**Available data**
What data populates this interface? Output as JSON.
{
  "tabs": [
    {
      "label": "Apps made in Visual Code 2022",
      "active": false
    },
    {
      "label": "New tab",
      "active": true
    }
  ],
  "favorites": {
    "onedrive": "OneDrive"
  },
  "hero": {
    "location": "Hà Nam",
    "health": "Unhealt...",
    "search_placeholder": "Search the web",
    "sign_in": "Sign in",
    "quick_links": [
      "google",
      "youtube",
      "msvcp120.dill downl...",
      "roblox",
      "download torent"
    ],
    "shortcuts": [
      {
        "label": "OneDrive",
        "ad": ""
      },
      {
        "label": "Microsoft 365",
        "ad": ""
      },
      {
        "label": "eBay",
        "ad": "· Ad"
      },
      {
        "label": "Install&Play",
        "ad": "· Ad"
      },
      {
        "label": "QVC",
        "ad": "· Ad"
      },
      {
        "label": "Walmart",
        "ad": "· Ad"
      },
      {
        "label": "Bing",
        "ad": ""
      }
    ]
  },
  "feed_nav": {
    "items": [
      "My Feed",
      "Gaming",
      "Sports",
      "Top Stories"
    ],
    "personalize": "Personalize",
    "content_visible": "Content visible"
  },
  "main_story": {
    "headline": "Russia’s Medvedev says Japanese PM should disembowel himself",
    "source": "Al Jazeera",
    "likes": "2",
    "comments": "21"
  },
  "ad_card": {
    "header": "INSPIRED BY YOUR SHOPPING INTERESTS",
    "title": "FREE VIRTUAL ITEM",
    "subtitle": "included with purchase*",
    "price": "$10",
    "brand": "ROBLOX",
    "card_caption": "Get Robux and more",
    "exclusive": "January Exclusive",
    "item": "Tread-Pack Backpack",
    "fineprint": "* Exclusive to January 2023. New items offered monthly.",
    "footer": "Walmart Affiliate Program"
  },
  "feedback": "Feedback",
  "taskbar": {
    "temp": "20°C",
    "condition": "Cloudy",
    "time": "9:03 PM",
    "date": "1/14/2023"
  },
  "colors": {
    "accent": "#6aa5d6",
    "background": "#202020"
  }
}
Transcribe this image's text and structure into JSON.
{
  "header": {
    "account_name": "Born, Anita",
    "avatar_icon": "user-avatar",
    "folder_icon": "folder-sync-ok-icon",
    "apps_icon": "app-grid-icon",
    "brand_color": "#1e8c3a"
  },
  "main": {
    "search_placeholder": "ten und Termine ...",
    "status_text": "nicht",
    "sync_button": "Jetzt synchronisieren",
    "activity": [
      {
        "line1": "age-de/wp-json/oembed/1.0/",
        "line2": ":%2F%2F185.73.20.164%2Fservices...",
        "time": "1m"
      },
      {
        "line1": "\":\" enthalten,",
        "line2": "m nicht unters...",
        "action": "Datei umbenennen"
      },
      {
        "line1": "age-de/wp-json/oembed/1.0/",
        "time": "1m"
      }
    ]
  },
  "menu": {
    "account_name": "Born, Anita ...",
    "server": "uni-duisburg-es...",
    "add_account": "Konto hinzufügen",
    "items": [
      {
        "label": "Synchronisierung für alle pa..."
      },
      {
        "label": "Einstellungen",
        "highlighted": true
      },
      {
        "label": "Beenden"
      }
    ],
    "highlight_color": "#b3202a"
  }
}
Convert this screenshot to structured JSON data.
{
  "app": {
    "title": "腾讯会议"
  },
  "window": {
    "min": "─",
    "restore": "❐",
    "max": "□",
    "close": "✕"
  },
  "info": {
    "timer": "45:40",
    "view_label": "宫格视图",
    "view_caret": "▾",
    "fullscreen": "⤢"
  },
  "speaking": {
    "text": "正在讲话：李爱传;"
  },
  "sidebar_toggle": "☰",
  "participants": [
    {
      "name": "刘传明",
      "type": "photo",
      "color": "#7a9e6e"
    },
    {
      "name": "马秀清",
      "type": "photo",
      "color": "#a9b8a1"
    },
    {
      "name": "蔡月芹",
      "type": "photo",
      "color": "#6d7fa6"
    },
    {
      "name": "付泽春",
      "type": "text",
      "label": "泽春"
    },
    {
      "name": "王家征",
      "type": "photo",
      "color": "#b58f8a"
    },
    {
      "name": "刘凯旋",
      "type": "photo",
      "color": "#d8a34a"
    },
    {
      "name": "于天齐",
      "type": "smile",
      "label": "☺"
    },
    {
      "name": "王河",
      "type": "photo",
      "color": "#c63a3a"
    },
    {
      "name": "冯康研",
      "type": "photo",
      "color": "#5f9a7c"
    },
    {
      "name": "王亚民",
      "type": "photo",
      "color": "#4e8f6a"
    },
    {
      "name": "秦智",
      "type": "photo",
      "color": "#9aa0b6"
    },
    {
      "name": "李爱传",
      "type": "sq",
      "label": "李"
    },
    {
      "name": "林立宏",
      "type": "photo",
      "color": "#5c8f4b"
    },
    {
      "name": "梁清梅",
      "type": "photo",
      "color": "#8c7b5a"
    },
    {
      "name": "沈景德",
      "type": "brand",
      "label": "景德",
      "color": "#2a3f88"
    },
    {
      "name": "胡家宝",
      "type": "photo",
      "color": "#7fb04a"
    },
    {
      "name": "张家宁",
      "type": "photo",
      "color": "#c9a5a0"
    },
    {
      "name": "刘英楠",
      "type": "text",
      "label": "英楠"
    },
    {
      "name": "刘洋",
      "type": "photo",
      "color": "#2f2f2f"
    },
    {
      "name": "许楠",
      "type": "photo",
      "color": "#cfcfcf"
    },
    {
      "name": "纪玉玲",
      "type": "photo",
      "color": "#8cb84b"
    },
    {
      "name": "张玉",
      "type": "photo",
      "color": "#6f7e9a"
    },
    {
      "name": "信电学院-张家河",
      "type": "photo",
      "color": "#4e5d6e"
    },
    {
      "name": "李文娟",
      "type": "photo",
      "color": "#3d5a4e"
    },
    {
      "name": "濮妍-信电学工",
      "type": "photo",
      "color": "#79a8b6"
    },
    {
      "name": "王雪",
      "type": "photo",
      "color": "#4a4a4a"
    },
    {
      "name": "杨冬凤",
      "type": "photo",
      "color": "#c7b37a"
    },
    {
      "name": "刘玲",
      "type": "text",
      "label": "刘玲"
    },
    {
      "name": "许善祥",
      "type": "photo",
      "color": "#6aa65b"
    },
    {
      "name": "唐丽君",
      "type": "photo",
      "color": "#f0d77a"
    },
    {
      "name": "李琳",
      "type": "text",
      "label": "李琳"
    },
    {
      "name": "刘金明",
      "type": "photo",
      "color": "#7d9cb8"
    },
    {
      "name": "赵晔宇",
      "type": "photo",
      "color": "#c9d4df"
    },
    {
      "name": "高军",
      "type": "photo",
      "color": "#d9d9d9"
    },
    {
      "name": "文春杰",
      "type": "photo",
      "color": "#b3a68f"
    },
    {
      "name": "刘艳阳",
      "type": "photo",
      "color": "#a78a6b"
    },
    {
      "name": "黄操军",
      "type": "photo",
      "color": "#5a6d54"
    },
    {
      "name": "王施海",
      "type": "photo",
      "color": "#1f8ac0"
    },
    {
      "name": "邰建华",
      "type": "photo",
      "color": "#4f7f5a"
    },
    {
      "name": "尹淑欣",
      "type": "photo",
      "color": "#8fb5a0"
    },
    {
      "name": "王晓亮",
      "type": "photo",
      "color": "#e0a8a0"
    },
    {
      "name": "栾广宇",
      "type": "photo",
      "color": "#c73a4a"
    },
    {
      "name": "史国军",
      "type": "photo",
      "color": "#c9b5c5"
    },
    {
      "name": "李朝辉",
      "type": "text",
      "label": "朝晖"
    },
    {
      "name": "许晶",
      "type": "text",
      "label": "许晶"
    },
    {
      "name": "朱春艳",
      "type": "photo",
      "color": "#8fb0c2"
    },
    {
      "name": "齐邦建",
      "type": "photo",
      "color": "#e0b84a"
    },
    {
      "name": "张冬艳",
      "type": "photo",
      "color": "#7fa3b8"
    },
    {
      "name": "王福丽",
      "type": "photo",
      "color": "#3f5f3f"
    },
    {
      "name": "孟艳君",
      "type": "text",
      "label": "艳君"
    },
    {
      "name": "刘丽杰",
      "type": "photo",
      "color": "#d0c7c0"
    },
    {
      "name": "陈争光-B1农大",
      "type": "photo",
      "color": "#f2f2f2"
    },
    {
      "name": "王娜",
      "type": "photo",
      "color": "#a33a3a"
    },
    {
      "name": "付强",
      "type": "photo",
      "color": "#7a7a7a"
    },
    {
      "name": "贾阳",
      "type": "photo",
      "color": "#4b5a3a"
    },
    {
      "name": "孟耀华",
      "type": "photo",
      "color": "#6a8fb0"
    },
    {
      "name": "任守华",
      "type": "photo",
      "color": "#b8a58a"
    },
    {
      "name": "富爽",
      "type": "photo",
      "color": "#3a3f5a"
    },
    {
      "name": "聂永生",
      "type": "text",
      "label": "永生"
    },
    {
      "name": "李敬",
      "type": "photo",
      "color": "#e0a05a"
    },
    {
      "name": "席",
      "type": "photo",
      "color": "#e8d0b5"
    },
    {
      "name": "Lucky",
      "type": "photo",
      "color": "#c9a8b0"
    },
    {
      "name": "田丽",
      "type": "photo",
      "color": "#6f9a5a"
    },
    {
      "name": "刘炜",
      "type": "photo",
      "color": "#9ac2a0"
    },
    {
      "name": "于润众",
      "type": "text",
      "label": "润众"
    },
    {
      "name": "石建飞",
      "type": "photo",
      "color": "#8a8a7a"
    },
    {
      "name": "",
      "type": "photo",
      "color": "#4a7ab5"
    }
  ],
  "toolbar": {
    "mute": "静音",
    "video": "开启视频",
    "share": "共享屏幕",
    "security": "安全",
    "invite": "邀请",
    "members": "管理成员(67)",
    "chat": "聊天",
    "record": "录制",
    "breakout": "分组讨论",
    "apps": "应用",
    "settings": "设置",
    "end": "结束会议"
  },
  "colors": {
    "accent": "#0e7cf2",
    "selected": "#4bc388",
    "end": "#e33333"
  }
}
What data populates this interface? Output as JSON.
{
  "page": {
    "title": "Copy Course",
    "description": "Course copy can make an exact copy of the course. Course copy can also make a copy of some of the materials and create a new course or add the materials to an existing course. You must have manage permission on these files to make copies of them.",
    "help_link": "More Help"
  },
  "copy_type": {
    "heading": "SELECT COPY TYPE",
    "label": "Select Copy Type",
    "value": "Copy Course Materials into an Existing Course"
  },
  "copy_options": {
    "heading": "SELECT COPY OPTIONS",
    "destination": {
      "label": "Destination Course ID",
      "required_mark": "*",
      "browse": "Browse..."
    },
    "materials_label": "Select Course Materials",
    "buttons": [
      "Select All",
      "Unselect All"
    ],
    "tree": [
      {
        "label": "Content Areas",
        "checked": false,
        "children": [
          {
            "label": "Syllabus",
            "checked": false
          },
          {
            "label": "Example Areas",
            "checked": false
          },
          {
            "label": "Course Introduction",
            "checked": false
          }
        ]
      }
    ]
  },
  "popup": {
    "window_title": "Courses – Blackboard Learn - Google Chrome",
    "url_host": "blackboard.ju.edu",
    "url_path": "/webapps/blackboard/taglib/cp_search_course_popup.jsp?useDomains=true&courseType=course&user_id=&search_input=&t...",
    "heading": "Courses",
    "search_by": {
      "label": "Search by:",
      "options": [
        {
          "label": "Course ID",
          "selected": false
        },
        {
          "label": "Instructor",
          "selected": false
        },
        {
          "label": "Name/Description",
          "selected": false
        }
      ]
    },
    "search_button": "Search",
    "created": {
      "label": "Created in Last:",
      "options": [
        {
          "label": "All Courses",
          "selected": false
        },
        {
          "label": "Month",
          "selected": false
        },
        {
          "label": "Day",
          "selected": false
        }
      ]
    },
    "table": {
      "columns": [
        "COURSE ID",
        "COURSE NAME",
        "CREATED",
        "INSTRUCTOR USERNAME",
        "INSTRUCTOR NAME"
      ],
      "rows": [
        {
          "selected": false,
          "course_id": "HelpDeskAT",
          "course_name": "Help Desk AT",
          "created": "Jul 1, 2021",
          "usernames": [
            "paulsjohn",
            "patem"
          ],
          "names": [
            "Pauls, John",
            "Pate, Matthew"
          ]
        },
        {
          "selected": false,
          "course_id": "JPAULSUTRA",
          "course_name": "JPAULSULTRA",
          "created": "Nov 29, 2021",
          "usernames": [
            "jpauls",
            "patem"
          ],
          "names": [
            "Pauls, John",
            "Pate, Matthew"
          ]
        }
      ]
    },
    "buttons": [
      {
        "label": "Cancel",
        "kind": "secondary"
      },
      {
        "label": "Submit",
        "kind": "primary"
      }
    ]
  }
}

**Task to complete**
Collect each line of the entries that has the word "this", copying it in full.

**Problem solution**
What data populates this interface? Output as JSON.
Transcribe this image's text and structure into JSON.
Convert this screenshot to structured JSON data.
What data populates this interface? Output as JSON.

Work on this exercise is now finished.